Excitation Strategies for a Wound Rotor Synchronous Machine Drive

In this research, excitation strategies for a salient-pole wound rotor synchronous machine are explored using a magnetic equivalent circuit model that includes core loss. It is shown that the excitation obtained is considerably different than would be obtained using traditional qd-based models. However, through evaluation of the resulting ‘optimal’ excitation, a relatively straightforward field-oriented type control is developed that is consistent with a desire for efficiency yet control simplicity. Validation is achieved through hardware experiment. The usefulness/applicability of the simplified control to variable speed applications is then considered.
Technical Paper

A Detailed Synchronous Machine Model

A synchronous machine model is set forth that simultaneously incorporates magnetizing path saturation, leakage saturation, and transfer function representations of the rotor circuits. A parameter identification procedure consisting of voltage step tests as well as standstill frequency response tests is described.

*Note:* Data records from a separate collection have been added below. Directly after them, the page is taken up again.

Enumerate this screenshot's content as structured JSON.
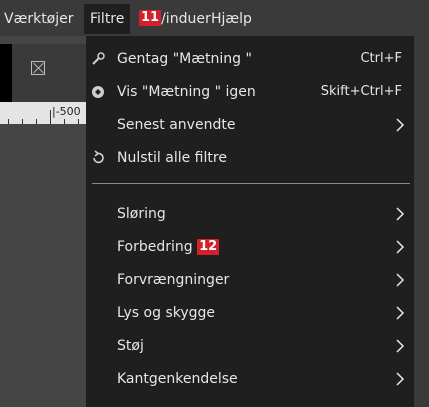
{
  "menubar": {
    "items": [
      {
        "label": "Værktøjer"
      },
      {
        "label": "Filtre"
      },
      {
        "label": "Vinduer",
        "label_visible": "/induer",
        "badge": "11"
      },
      {
        "label": "Hjælp"
      }
    ]
  },
  "ruler": {
    "label": "|-500"
  },
  "menu": {
    "items": [
      {
        "label": "Gentag \"Mætning \"",
        "accel": "Ctrl+F",
        "icon": "repeat-filter-icon"
      },
      {
        "label": "Vis \"Mætning \" igen",
        "accel": "Skift+Ctrl+F",
        "icon": "reshow-filter-icon"
      },
      {
        "label": "Senest anvendte",
        "submenu": true
      },
      {
        "label": "Nulstil alle filtre",
        "icon": "reset-icon"
      },
      {
        "label": "Sløring",
        "submenu": true
      },
      {
        "label": "Forbedring",
        "badge": "12",
        "submenu": true
      },
      {
        "label": "Forvrængninger",
        "submenu": true
      },
      {
        "label": "Lys og skygge",
        "submenu": true
      },
      {
        "label": "Støj",
        "submenu": true
      },
      {
        "label": "Kantgenkendelse",
        "submenu": true
      }
    ]
  },
  "colors": {
    "menu_bg": "#1f1f1f",
    "menubar_bg": "#3a3a3a",
    "badge": "#d4202a",
    "text": "#e6e6e6"
  }
}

The model's predictions are validated using the Naval Combat Survivability Generation and Propulsion test bed.
Technical Paper

The Analysis of Counter-Rotating Propeller Systems

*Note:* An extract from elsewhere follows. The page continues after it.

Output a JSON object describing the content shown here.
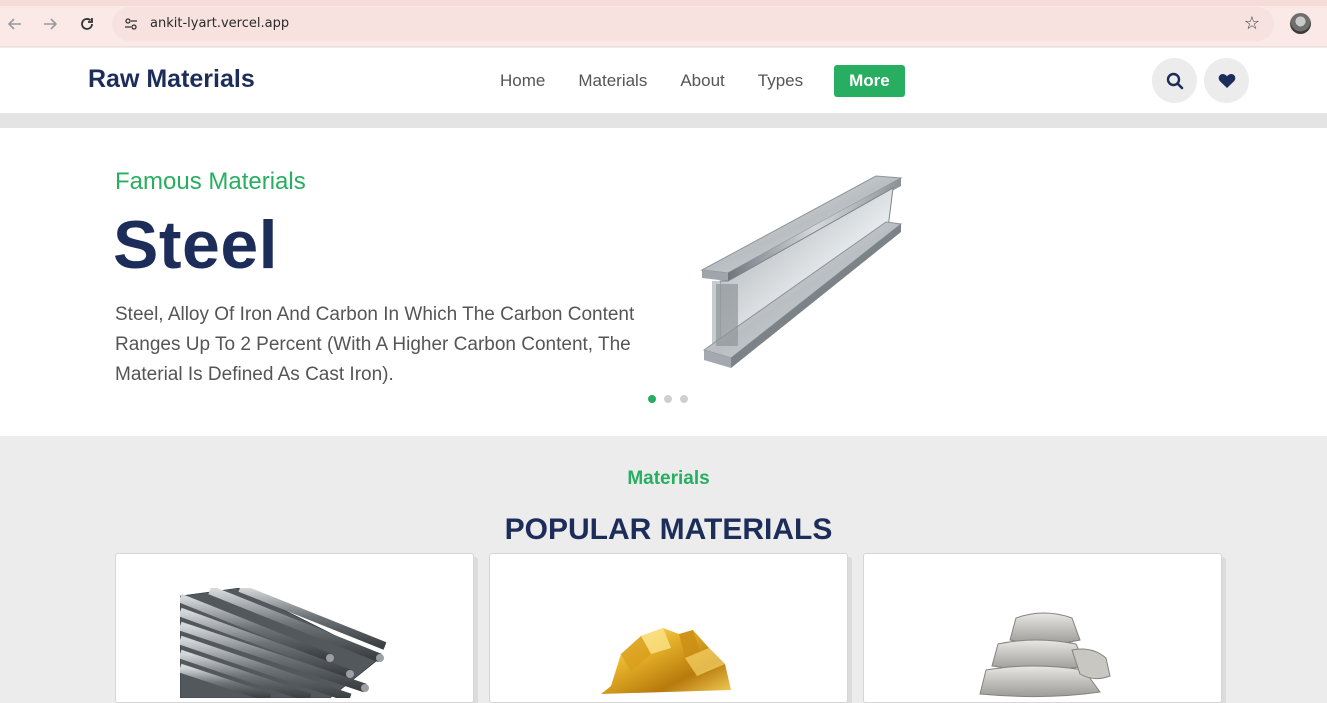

A vortex lattice method for the aerodynamic analysis of counter-rotation propellers was developed. This model along with an unsteady Sears analysis for correcting the quasi-steady loadings that are obtained from the vortex lattice model were used to predict the performance of counter-rotation propeller systems. The method developed shows good correlation with experimental results. The investigation into the unsteady loadings on each of the propellers indicates that significant variations in loading occur due to the unsteady flow and due to the propeller blade passage. These variations were found to be as high as 17 percent of the mean value. The parametric studies that were performed indicate that reducing the rear propeller's diameter or rotational speed results in a loss of efficiency.